June 7, 1996 • Volume 6, Issue 21
Does the trade pact help or hurt U.S. workers?
By Mary H. Cooper


The North American Free Trade Agreement (NAFTA) is no longer a decisive issue in the 1996 presidential campaign. But Pat Buchanan's protectionist rhetoric struck a chord with voters worried about job security and stagnant wages. Critics of the free-trade agreement between the United States, Canada and Mexico say it has encouraged U.S. manufacturers to move their operations south of the border to take advantage of Mexico's low wages, flooded the market with defective goods and aggravated environmental problems in the Southwest. Supporters say NAFTA has helped U.S. workers by creating new high-skill, high-wage jobs. The debate may determine the outcome of ongoing negotiations to expand NAFTA to include the rest of the Western Hemisphere by 2005.

ISSUE TRACKER for Related Reports
United States and Foreign Trade
Jul. 16, 2021  U.S. Trade Policy
Sep. 13, 2013  U.S. Trade Policy
Jun. 07, 1996  Rethinking NAFTA
Jan. 29, 1993  U.S. Trade Policy
Dec. 08, 1989  North America Trade Pact: a Good Idea?
Sep. 05, 1986  Trade Trouble-Shooting
Mar. 04, 1983  Global Recession and U.S. Trade
Jan. 12, 1979  Trade Talks and Protectionism
Dec. 16, 1977  Job Protection and Free Trade

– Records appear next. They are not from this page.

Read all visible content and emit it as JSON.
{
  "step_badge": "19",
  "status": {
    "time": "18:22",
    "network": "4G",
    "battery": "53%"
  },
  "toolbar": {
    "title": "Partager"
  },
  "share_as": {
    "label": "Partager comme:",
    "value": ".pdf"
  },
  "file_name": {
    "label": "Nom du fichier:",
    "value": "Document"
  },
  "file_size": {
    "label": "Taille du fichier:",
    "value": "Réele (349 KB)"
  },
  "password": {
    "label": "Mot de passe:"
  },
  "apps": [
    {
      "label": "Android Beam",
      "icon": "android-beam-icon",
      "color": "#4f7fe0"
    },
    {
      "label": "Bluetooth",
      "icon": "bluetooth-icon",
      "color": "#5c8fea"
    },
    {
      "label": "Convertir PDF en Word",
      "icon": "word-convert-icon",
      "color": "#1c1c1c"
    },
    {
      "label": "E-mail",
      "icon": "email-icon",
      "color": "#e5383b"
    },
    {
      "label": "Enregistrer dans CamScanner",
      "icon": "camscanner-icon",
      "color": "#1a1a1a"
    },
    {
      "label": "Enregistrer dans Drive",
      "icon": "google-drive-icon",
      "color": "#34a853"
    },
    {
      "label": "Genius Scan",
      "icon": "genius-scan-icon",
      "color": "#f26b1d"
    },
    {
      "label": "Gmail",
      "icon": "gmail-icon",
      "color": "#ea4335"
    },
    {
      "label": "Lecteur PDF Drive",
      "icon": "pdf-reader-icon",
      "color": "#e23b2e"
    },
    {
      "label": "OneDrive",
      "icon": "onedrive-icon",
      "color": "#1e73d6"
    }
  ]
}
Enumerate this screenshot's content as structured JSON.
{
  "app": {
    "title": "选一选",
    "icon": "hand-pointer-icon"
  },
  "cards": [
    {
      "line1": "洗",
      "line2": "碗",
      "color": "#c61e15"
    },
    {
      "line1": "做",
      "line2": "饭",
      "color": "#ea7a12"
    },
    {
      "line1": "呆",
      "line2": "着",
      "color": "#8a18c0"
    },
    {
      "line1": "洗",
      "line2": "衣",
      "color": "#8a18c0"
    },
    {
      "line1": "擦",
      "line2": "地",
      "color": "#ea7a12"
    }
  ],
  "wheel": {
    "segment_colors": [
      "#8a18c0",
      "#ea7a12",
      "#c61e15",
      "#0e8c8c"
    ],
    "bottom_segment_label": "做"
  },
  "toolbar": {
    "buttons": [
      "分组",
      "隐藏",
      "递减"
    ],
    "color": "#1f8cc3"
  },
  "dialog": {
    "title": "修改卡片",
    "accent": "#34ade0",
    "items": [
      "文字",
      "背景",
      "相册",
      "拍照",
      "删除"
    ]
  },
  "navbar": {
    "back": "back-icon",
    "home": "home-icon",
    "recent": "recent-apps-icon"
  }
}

May 14, 1976  International Trade Negotiations
Dec. 06, 1961  Revision of Trade and Tariff Policy
Mar. 21, 1960  European Trade Blocs and American Exports
Jan. 30, 1958  Foreign Trade Policy
Jul. 28, 1954  Foreign Trade and the National Interest
Jan. 25, 1940  Tariff Reciprocity and Trade Agreements
Jun. 11, 1935  Foreign Trade Policy of the United States
Jan. 25, 1934  Foreign Trade and Currency Stability
Nov. 01, 1930  Foreign Trade of the United States
Sep. 27, 1923  Combining for the Import Trade
North American Free Trade Agreement (NAFTA)
Regional Political Affairs: Canada
Regional Political Affairs: Latin America and the Caribbean